DATA FOR ANALYSIS »

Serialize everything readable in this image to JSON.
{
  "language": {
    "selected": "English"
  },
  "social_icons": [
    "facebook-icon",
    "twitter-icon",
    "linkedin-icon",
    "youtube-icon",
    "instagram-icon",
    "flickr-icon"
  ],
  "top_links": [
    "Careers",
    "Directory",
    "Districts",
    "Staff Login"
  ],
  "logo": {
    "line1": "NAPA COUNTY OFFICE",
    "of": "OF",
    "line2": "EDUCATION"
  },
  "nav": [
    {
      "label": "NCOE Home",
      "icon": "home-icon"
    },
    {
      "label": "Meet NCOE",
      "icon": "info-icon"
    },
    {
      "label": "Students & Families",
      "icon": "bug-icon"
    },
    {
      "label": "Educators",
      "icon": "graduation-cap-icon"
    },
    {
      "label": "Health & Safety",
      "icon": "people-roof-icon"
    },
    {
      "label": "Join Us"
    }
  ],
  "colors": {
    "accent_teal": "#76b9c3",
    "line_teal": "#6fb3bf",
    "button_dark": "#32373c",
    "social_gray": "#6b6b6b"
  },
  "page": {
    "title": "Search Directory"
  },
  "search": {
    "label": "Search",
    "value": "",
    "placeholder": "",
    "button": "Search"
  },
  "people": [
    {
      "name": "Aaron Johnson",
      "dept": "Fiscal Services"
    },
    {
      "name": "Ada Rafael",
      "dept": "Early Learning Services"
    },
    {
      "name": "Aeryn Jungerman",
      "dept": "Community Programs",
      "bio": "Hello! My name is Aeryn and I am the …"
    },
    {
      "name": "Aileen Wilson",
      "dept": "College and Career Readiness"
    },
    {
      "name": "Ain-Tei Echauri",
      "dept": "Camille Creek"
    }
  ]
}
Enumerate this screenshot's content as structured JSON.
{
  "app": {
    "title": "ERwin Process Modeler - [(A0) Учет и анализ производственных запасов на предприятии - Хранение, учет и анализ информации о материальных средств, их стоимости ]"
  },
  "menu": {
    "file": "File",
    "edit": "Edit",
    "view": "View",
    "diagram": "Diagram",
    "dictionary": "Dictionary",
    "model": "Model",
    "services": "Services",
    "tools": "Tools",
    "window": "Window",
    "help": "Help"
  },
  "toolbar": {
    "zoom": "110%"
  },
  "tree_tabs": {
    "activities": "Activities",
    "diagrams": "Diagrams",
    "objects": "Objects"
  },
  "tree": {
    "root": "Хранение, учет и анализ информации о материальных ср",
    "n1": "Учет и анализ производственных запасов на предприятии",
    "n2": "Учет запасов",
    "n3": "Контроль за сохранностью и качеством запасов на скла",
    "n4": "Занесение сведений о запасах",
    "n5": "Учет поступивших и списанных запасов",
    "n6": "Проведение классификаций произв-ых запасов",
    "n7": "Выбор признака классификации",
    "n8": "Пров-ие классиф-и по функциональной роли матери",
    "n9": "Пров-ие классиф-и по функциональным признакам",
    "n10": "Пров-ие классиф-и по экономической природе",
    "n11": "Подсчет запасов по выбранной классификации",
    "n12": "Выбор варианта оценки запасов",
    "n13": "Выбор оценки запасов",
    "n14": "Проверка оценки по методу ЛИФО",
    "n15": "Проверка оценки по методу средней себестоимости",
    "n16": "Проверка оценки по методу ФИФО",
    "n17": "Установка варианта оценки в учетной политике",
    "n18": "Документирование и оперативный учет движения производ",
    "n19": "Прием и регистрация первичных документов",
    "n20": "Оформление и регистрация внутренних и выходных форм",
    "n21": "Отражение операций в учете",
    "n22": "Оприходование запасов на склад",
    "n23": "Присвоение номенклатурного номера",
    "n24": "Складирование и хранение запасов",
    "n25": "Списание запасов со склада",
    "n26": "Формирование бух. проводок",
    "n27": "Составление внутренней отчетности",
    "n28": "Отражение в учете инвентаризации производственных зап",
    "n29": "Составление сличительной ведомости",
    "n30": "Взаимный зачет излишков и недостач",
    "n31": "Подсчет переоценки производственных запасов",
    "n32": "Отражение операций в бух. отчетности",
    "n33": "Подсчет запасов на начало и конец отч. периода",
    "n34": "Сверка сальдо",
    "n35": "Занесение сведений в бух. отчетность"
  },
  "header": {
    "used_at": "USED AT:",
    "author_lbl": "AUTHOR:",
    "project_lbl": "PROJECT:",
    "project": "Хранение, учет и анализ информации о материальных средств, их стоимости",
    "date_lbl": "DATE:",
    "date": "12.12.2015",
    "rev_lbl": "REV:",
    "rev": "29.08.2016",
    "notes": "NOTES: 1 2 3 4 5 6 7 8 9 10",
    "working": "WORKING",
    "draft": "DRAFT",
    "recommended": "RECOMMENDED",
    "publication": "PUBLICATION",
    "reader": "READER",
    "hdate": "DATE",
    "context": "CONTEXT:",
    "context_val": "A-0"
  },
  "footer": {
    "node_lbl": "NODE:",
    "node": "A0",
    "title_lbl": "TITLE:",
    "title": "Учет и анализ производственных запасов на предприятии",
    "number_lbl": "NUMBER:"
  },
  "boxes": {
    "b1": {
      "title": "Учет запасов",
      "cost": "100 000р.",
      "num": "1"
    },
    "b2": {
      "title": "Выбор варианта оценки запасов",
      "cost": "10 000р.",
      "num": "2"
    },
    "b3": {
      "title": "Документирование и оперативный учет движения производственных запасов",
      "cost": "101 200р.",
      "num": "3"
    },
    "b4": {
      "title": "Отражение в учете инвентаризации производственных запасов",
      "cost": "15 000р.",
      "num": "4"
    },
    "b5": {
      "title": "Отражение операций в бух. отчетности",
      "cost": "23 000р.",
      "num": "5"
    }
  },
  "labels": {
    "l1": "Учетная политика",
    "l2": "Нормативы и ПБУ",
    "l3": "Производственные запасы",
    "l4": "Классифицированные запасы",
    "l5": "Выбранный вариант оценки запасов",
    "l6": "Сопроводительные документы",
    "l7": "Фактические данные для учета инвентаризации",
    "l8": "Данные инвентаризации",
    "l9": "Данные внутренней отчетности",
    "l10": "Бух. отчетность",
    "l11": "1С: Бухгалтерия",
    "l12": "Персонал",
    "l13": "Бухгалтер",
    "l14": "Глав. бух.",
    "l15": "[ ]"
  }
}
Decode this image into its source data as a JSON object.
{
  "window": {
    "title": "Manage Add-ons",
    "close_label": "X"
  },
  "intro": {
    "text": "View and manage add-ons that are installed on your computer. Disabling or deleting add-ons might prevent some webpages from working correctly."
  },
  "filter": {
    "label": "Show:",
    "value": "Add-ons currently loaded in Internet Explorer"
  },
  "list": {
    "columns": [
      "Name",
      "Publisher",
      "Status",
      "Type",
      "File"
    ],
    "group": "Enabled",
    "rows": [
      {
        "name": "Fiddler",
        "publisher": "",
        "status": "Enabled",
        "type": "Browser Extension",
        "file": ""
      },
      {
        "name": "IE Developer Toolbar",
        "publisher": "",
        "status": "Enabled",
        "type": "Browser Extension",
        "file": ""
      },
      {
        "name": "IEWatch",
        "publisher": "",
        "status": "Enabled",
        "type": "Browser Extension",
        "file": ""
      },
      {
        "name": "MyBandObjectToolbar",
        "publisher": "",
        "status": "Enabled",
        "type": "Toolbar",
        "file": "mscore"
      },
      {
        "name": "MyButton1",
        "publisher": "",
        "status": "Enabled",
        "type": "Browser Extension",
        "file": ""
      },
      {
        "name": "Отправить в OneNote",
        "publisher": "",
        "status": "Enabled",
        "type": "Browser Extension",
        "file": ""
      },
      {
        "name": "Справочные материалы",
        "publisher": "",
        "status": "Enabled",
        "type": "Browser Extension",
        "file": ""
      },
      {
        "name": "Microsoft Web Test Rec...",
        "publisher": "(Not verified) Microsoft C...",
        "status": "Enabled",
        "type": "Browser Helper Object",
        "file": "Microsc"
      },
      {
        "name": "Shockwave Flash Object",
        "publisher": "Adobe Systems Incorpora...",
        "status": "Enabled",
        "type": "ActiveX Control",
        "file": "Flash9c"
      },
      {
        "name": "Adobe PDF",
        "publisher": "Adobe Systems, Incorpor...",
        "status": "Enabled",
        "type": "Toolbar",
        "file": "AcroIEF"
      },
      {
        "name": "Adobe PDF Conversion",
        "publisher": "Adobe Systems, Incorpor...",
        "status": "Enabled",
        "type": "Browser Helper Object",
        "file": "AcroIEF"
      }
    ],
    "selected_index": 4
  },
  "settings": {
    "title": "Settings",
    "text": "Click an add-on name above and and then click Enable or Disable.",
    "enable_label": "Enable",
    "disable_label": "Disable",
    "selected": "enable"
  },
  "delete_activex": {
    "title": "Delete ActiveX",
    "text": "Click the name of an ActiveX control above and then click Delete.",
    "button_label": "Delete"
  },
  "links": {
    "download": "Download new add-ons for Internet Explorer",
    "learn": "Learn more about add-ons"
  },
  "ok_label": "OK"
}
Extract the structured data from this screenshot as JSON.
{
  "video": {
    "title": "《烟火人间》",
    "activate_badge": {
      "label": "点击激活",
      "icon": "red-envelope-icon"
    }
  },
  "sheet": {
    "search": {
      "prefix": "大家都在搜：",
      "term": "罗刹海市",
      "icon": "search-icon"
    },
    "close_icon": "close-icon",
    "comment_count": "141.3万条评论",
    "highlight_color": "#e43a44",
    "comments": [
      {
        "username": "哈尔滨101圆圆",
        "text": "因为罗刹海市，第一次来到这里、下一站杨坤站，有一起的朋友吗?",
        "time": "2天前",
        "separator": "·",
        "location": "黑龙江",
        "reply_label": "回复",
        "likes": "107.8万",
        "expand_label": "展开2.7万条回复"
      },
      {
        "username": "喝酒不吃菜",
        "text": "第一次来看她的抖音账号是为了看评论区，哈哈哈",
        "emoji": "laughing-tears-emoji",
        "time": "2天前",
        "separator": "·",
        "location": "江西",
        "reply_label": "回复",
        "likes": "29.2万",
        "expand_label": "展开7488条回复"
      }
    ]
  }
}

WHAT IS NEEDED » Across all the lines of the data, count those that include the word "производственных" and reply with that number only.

SOLUTION BELOW » 7